The ISA is coming to Vienna for its Third Forum. We can expect anything from 4,000 to 6,000 participants from over 100 countries with up to 1,000 sessions. The theme: “The Futures We Want: Global Sociology and the Struggle for a Better World.” The irony is that most sociologists will not be able to afford to travel to Austria and partake in this exciting global dialogue. With this in mind and with the simple desire to intensify communication, in 2010 the ISA embarked on an online venture that would bring sociological worlds to people’s computers without making expensive trips. This endeavor into digital worlds involved interviews with well-known sociologists; global seminars engaging major social scientists from all corners of the planet; a blog on Universities in Crisis; PhD abstract submissions; a social justice and democratization space; streaming of plenary sessions at the world congress, not to mention facebook and twitter.
The most ambitious venture of all was the creation of a magazine, Global Dialogue, designed to meet the challenge of global sociology—produced by global actors for a global audience. Global Dialogue began in 2010 as an eight-page newsletter published in three languages, and it quickly morphed into a 40-page online open access magazine that appears four times a year in 16 languages. Articles are short and accessible and in the first four years it published 334 articles from 63 countries, written by 310 different authors. Continue reading

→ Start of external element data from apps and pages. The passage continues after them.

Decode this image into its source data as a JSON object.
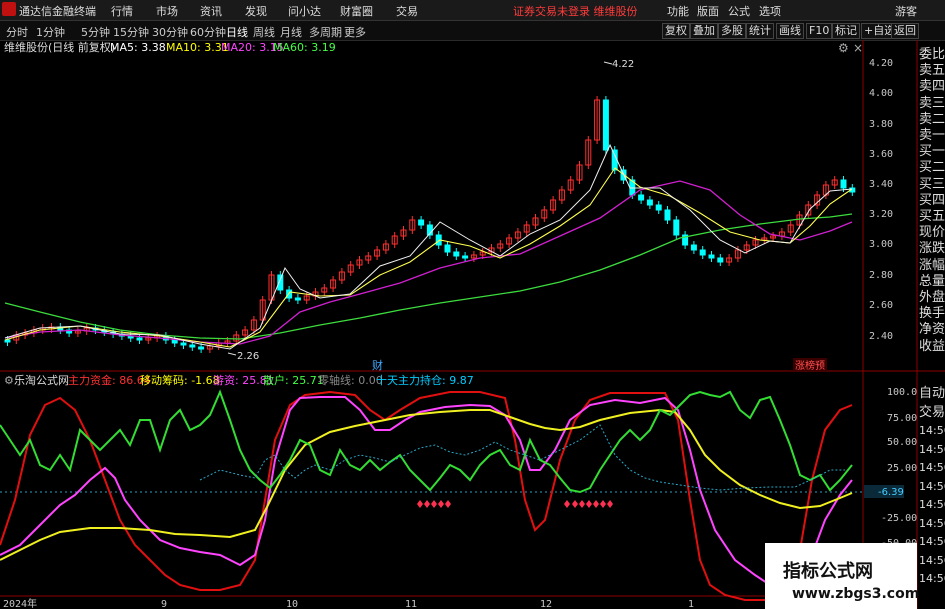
{
  "app": {
    "name": "通达信金融终端",
    "menus": [
      "行情",
      "市场",
      "资讯",
      "发现",
      "问小达",
      "财富圈",
      "交易"
    ],
    "notice": "证券交易未登录  维维股份",
    "right_menus": [
      "功能",
      "版面",
      "公式",
      "选项"
    ],
    "user": "游客"
  },
  "period": {
    "items": [
      "分时",
      "1分钟",
      "5分钟",
      "15分钟",
      "30分钟",
      "60分钟",
      "日线",
      "周线",
      "月线",
      "多周期",
      "更多"
    ],
    "active": "日线",
    "tools": [
      "复权",
      "叠加",
      "多股",
      "统计",
      "画线",
      "F10",
      "标记",
      "+自选",
      "返回"
    ]
  },
  "main": {
    "title": "维维股份(日线 前复权)",
    "ma": [
      {
        "label": "MA5: 3.38",
        "color": "#ffffff"
      },
      {
        "label": "MA10: 3.31",
        "color": "#ffff00"
      },
      {
        "label": "MA20: 3.15",
        "color": "#ff44ff"
      },
      {
        "label": "MA60: 3.19",
        "color": "#44ff44"
      }
    ],
    "ticks": [
      "4.20",
      "4.00",
      "3.80",
      "3.60",
      "3.40",
      "3.20",
      "3.00",
      "2.80",
      "2.60",
      "2.40"
    ],
    "high_label": "4.22",
    "low_label": "2.26",
    "cai_label": "财",
    "badge": "涨榜预"
  },
  "sub": {
    "title": "乐淘公式网",
    "items": [
      {
        "label": "主力资金: 86.64",
        "color": "#ff3030"
      },
      {
        "label": "移动筹码: -1.68",
        "color": "#ffff00"
      },
      {
        "label": "游资: 25.81",
        "color": "#ff44ff"
      },
      {
        "label": "散户: 25.71",
        "color": "#44ff44"
      },
      {
        "label": "零轴线: 0.00",
        "color": "#888888"
      },
      {
        "label": "十天主力持仓: 9.87",
        "color": "#00ccff"
      }
    ],
    "ticks": [
      "100.0",
      "75.00",
      "50.00",
      "25.00",
      "-25.00",
      "-50.00"
    ],
    "current": "-6.39"
  },
  "xaxis": [
    "2024年",
    "9",
    "10",
    "11",
    "12",
    "1"
  ],
  "side": [
    "委比",
    "卖五",
    "卖四",
    "卖三",
    "卖二",
    "卖一",
    "买一",
    "买二",
    "买三",
    "买四",
    "买五",
    "现价",
    "涨跌",
    "涨幅",
    "总量",
    "外盘",
    "换手",
    "净资",
    "收益"
  ],
  "side2": [
    "自动",
    "交易",
    "14:56",
    "14:56",
    "14:56",
    "14:56",
    "14:56",
    "14:56",
    "14:56",
    "14:56",
    "14:56"
  ],
  "watermark": {
    "title": "指标公式网",
    "url": "www.zbgs3.com"
  },
  "colors": {
    "up": "#ff3030",
    "down": "#00ffff",
    "bg": "#000000"
  }
}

Sage Studies in International Sociology is an old publication of the International Sociological Association (ISA). In 1978 at the Uppsala World Congress, it was decided that ISA should publish papers presented at the Congress plenaries. Sage which has been handling ISA publications (it started publishing ISA’s first and one of the oldest peer reviewed journal, Current Sociology, in 1952) was contracted to bring out the books in a new series titled: Sage Studies in International Sociology. Since then, ISA and Sage have been publishing at least one to two books a year in the SSIS Series.
The first book was published in 1985 and till today we have 27 publications. Over time various editors have transformed the format and style of the series taking into account changes occurring in intellectual interests, readers’ needs and publishing technologies. In the 90s, SSIS introduced handbooks and later monographs. However, like other books on the market, SSIS books were first published as hardback copies (only when hardbacks were sold out, were they published as paperbacks) and these over time became very costly-each book cost pounds 80 to 90. These became unaffordable even to ISA members in the global North and could be bought only by the libraries of North America, UK and the antipodes; its reading public had shrunk.

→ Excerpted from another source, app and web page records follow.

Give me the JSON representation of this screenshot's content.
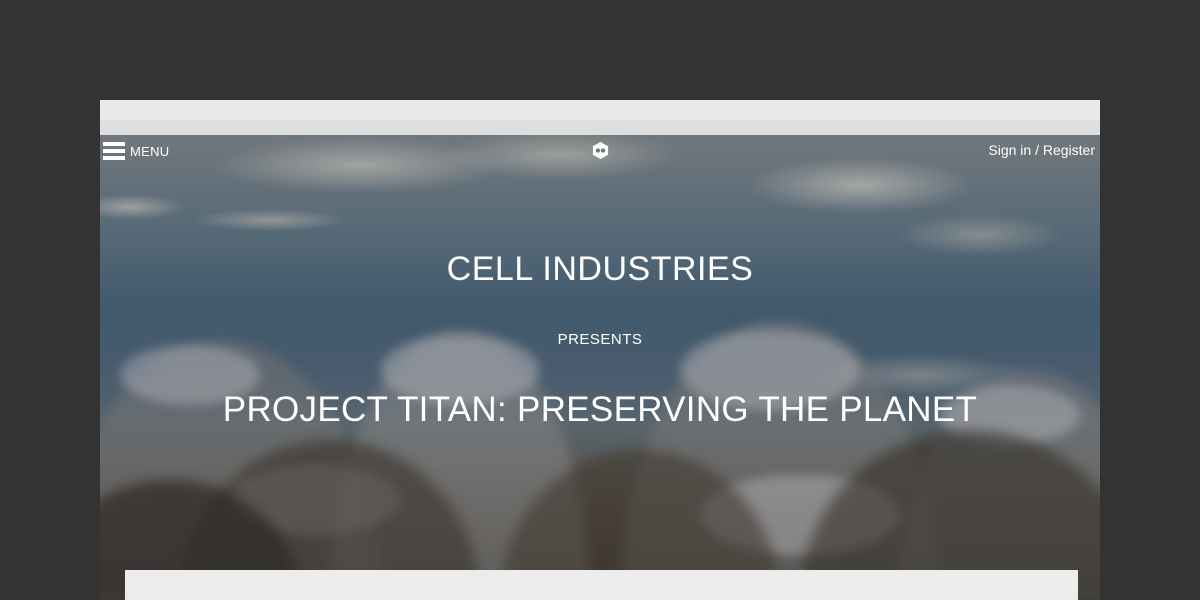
{
  "header": {
    "menu_label": "MENU",
    "menu_icon": "hamburger-icon",
    "logo_icon": "cell-logo-icon",
    "signin_label": "Sign in / Register"
  },
  "hero": {
    "brand": "CELL INDUSTRIES",
    "presents": "PRESENTS",
    "headline": "PROJECT TITAN: PRESERVING THE PLANET"
  },
  "colors": {
    "page_background": "#333333",
    "text": "#ffffff",
    "card": "#ececec"
  }
}
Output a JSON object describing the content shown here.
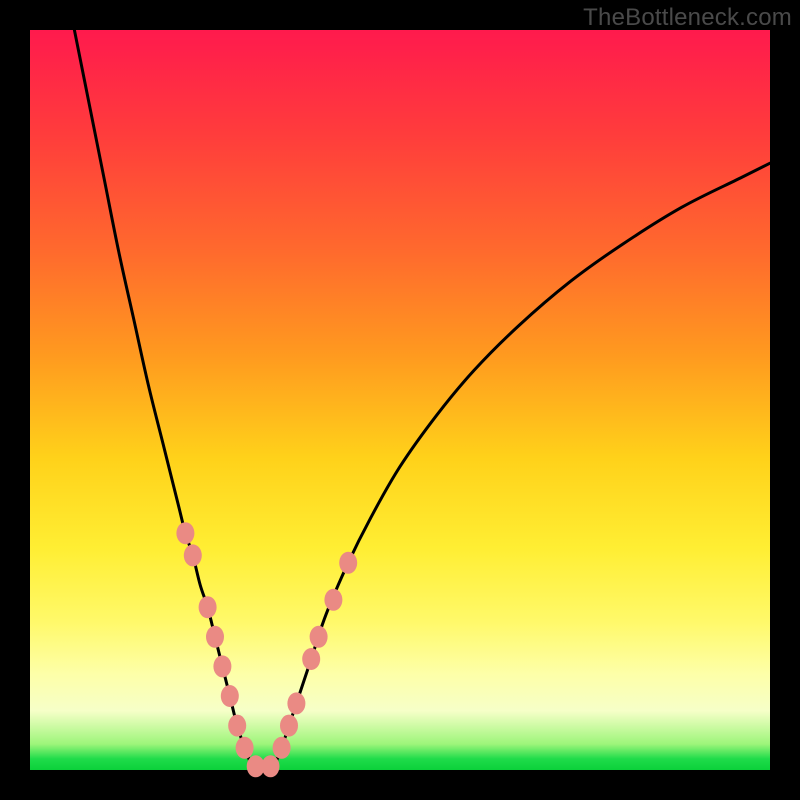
{
  "watermark": "TheBottleneck.com",
  "chart_data": {
    "type": "line",
    "title": "",
    "xlabel": "",
    "ylabel": "",
    "xlim": [
      0,
      100
    ],
    "ylim": [
      0,
      100
    ],
    "grid": false,
    "legend": false,
    "background_gradient": {
      "direction": "vertical",
      "stops": [
        {
          "pos": 0.0,
          "color": "#ff1a4d"
        },
        {
          "pos": 0.3,
          "color": "#ff6a2d"
        },
        {
          "pos": 0.58,
          "color": "#ffd21a"
        },
        {
          "pos": 0.8,
          "color": "#fff96a"
        },
        {
          "pos": 0.96,
          "color": "#9df57a"
        },
        {
          "pos": 1.0,
          "color": "#0bd13a"
        }
      ]
    },
    "series": [
      {
        "name": "left-branch",
        "stroke": "#000000",
        "x": [
          6,
          8,
          10,
          12,
          14,
          16,
          18,
          20,
          21,
          22,
          23,
          24,
          25,
          26,
          27,
          28,
          29,
          30
        ],
        "y": [
          100,
          90,
          80,
          70,
          61,
          52,
          44,
          36,
          32,
          29,
          25,
          22,
          18,
          14,
          10,
          6,
          3,
          0.5
        ]
      },
      {
        "name": "right-branch",
        "stroke": "#000000",
        "x": [
          33,
          34,
          35,
          36,
          38,
          40,
          43,
          46,
          50,
          55,
          60,
          66,
          73,
          80,
          88,
          96,
          100
        ],
        "y": [
          0.5,
          3,
          6,
          9,
          15,
          21,
          28,
          34,
          41,
          48,
          54,
          60,
          66,
          71,
          76,
          80,
          82
        ]
      },
      {
        "name": "valley-floor",
        "stroke": "#000000",
        "x": [
          30,
          31,
          32,
          33
        ],
        "y": [
          0.5,
          0.3,
          0.3,
          0.5
        ]
      }
    ],
    "markers": {
      "name": "highlighted-points",
      "shape": "ellipse",
      "fill": "#ea8a84",
      "stroke": "#ea8a84",
      "points": [
        {
          "x": 21.0,
          "y": 32
        },
        {
          "x": 22.0,
          "y": 29
        },
        {
          "x": 24.0,
          "y": 22
        },
        {
          "x": 25.0,
          "y": 18
        },
        {
          "x": 26.0,
          "y": 14
        },
        {
          "x": 27.0,
          "y": 10
        },
        {
          "x": 28.0,
          "y": 6
        },
        {
          "x": 29.0,
          "y": 3
        },
        {
          "x": 30.5,
          "y": 0.5
        },
        {
          "x": 32.5,
          "y": 0.5
        },
        {
          "x": 34.0,
          "y": 3
        },
        {
          "x": 35.0,
          "y": 6
        },
        {
          "x": 36.0,
          "y": 9
        },
        {
          "x": 38.0,
          "y": 15
        },
        {
          "x": 39.0,
          "y": 18
        },
        {
          "x": 41.0,
          "y": 23
        },
        {
          "x": 43.0,
          "y": 28
        }
      ]
    }
  }
}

When I joined in January 2010, I was told by SSIS’s retiring editor Julia Evetts that SSIS books needs to be reinvented for the series to sustain itself as ISA’s flagship in the book market and I had to plan a policy and program for its revival. Continue reading